Regardless of all this, we put 2010 down as an absolute copybook season and there are no excuses for poor wine quality.

Production Notes

Median Harvest Dates:
Cabernet Sauvignon – 28th March, 2010
Petit Verdot – 11th April, 2010
Cabernet Franc – 5th March, 2010
Harvest Ripeness:
Cabernet Sauvignon – 13.4 Baume
Petit Verdot – 13.1 Baume
Cabernet Franc – 12.5 Baume

All the fruit was hand-picked then delivered to the winery where it was destemmed into small, open fermenters. Each batch was seeded with pure yeast culture and fermentation was allowed to proceed at temperatures up to 28⁰C. Extraction of colour and flavour was by hand plunging at least 3 times per day. An interesting difference for the 2010 vintage was the Cabernet Sauvignon and Petit Verdot both benefited from longer than normal skin contact time. Both were on skins for 19 days, which is roughly 4 days longer than normal and this is not easy to explain. We could indulge in wild speculation as to why they took longer to reach their best tannin balance but truth be known, we really can’t be sure. Perhaps it’s the sign of a great year, where the fruit depth and phenolic ripeness are such that the wines can take up lots more tannin and still be well balanced. Amusingly, Cabernet Franc was very normal at 10 days on skins. Given that it was picked less ripe than usual, it may be we harvested slightly too early. Who knows? Wine is definitely as much art as science.

After pressing the batches underwent malolactic fermentation in stainless steel tanks and were then racked to barrels, the final batch going in in first week of May 2010. At the end of January 2011 all the batches were racked and blended to make up the final assemblage and this was returned to barrel. The wine was racked again in January 2012 then returned to barrel until the end of September 2012. All barrels were blended and fining trails were set up to assess tannin balance. No improvement was found using any of the fining agents, so the wine was then sterile filtered and bottled 0n 16th October, 2012.

Cellaring Notes

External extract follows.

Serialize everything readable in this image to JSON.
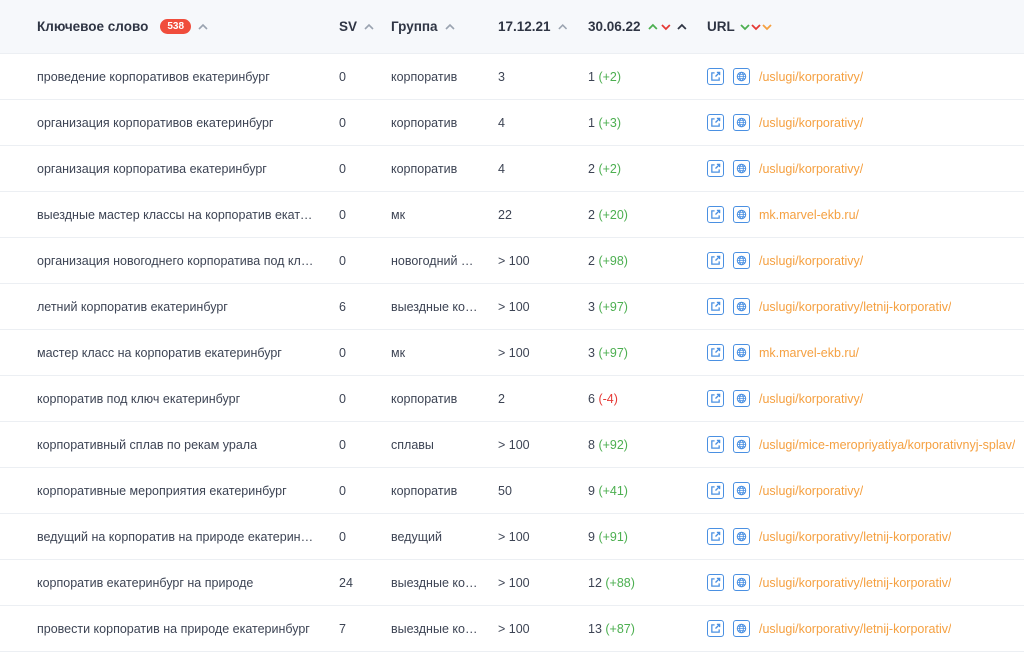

This is a delicious wine drunk now and could prove very hard to resist. However, we strongly recommend it for cellaring and believe it will continue to improve with age for at least the next 25 years. For those who are concerned this is worryingly distant, please be reassured that it will soften and improve over the next 7 years, so by the age of 10 it will have developed a complex bottle bouquet. We compare this wine to the 2001 which is just going through this age and while it predominantly retains its youthful fruit characters, it is beginning to give glimpses of its mature characters.